A new decade brings new opportunities and challenges. The interaction between diet and health received significant attention during “The Aughts.” What will we do during this next decade to respond to the call for action for a healthier and more sustainable lifestyle? This is the second in a continuing series highlighting 10 ways you can help this year.

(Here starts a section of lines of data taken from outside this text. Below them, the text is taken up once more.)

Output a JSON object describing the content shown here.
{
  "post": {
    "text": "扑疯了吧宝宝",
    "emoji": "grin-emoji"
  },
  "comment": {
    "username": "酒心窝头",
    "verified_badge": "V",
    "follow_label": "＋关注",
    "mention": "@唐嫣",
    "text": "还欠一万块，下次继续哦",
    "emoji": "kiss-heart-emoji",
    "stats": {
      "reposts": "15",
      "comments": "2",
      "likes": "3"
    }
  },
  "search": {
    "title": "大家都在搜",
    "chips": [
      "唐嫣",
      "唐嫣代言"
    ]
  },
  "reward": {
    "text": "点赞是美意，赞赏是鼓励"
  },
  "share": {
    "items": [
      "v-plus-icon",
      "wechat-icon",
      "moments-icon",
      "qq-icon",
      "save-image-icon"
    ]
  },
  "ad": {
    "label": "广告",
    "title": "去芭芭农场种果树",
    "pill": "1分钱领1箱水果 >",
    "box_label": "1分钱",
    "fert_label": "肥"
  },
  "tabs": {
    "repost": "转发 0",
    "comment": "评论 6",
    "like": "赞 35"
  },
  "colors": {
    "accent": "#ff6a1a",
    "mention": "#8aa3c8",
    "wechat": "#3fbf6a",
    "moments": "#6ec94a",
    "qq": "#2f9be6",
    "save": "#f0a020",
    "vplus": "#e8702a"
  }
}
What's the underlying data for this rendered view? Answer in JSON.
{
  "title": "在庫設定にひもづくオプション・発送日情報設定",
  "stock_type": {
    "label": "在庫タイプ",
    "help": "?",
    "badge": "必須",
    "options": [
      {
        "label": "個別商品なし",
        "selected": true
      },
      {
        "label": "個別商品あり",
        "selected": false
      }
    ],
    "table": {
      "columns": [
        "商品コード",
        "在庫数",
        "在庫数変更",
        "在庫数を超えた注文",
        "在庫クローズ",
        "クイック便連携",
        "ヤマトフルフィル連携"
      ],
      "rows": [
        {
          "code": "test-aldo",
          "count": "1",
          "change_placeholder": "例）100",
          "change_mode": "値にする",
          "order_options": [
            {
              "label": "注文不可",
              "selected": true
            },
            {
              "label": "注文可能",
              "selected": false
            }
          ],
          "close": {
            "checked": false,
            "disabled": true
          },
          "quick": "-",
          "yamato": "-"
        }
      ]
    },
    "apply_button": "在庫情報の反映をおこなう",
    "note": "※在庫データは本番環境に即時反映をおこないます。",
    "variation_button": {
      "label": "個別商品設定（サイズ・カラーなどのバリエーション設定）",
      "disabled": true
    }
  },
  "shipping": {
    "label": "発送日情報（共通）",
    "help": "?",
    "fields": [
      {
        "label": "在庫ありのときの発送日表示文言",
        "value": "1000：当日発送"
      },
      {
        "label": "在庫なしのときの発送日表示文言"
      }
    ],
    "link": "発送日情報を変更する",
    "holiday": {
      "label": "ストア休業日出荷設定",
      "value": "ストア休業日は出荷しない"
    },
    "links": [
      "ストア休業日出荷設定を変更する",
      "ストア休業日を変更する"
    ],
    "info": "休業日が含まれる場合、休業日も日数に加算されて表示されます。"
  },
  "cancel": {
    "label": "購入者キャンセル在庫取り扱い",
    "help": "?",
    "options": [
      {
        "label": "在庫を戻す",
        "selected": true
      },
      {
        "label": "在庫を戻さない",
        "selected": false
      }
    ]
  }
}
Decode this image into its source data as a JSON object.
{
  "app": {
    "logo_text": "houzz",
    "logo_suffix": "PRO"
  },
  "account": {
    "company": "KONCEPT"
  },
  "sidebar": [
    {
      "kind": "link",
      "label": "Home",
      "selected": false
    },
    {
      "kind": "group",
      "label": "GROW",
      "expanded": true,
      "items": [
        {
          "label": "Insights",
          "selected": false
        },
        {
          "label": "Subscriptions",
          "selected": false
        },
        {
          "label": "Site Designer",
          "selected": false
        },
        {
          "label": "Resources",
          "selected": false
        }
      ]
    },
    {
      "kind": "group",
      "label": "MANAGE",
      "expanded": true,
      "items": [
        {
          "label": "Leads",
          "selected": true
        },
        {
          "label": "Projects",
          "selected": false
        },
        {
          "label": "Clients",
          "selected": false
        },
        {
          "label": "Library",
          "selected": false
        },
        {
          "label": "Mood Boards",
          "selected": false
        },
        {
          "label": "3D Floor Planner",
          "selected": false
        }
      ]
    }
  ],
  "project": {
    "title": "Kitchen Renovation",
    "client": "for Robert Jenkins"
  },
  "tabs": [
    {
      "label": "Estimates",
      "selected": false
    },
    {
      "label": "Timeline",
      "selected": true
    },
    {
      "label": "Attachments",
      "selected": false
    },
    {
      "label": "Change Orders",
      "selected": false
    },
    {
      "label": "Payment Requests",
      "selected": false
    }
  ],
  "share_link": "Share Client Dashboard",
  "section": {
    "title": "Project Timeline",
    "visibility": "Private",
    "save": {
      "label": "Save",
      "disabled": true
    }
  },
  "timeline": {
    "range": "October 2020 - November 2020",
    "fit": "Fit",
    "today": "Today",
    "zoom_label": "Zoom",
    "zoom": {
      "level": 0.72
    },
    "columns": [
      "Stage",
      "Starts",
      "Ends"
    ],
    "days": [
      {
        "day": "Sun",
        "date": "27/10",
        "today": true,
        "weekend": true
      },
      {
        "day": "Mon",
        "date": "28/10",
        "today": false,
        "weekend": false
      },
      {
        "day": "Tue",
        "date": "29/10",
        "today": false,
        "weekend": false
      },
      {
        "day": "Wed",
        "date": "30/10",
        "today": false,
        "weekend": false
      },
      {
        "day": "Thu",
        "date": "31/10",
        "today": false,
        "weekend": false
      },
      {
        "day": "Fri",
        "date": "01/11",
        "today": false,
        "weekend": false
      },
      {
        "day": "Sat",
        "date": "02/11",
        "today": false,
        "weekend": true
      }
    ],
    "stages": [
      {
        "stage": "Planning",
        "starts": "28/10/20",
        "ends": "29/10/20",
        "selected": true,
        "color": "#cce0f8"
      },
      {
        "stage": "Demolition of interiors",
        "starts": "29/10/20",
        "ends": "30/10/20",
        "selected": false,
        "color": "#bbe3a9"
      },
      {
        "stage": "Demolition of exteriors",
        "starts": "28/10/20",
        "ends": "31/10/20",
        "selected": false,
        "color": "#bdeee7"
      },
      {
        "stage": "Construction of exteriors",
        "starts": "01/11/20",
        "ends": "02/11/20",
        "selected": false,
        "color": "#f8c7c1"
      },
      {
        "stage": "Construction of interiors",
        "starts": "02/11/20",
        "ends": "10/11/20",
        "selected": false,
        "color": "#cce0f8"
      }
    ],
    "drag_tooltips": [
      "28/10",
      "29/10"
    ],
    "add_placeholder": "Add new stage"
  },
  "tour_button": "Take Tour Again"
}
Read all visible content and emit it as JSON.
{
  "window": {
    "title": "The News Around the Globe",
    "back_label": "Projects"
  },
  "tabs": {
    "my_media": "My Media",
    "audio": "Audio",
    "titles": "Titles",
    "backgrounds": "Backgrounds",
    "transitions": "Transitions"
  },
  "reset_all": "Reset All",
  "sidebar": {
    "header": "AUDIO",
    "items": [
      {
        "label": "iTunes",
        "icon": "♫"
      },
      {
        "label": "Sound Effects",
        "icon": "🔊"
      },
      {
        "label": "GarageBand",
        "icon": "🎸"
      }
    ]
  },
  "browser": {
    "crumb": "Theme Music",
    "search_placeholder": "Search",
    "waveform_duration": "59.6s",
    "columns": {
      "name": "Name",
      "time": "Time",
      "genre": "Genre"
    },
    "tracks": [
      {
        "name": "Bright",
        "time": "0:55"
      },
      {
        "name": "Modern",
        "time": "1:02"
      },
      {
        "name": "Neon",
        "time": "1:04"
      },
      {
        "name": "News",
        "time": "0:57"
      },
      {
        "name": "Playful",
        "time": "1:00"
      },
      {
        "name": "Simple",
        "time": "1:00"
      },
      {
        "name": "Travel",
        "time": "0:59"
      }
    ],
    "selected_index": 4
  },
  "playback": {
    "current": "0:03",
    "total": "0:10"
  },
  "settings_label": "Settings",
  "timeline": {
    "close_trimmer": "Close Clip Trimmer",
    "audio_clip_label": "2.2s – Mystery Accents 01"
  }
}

After visiting our Saturday Baltimore, MD farmer’s market teeming with local produce, I know that seasonal supply is not a problem. America is still very much an agrarian country; I can measure my degrees of urbanity in “minutes-traveled-before-seeing-a-cow.” How then can we create demand for fresh, local foods in the most pedestrian food venues like grocery stores, food carts, and chain restaurants? On an individual level, this year I resolve to do something different… and ASK where my food comes from. As a borderline introvert, I often have trouble asking. I am irrationally worried about the shrugs, stares, or bland responses.
I’ll gather my courage and ask my grocer, fishmonger, baker, street vendor, or restaurateur about where their food comes from. If the answer doesn’t sit well, I’ll ask if the well-traveled food can be replaced or exchanged with local, seasonal ingredients. I’ll be as specific as possible—if I have a hankering for local, seasonal arugula, I’ll let the world know!
I’ll ask the waiter or cook about the region and country of origin of seafood. There is a big difference in terms of sustainability if your salmon is farmed or wild-caught, domestic or imported, and you can’t tell by tasting it. The more one learns about sustainable foods, the more informed ones questions can be.
A hot apple pie made from Chilean apples looks, smells, tastes, and melts ice cream just like one from Virginia apples. The only difference is that Baltimore and Santiago, Chile are 5040 mi apart (!), while Baltimore and the VA Appalachians are around a hundred miles apart. This difference in miles amounts to quantifiable indirect environmental impacts (see our report on methods and tools to quantify food procurement).
This year I’ll value the power of choice, if no other reason than because food producers and vendors already do. As Patti Williams, a University of Pennsylvania Wharton business professor says, “Consumers say they want healthier foods, but if you look at consumer behavior, many people choose unhealthy foods over healthy ones” (Food Fight: Obesity Raises Difficult Marketing Issues). On a population level, if we have a “buycott” and support local, organic produce and meats (don’t forget Meatless Monday), we may be able to change our food systems and turn around obesity trends. Not a bad start to a new decade.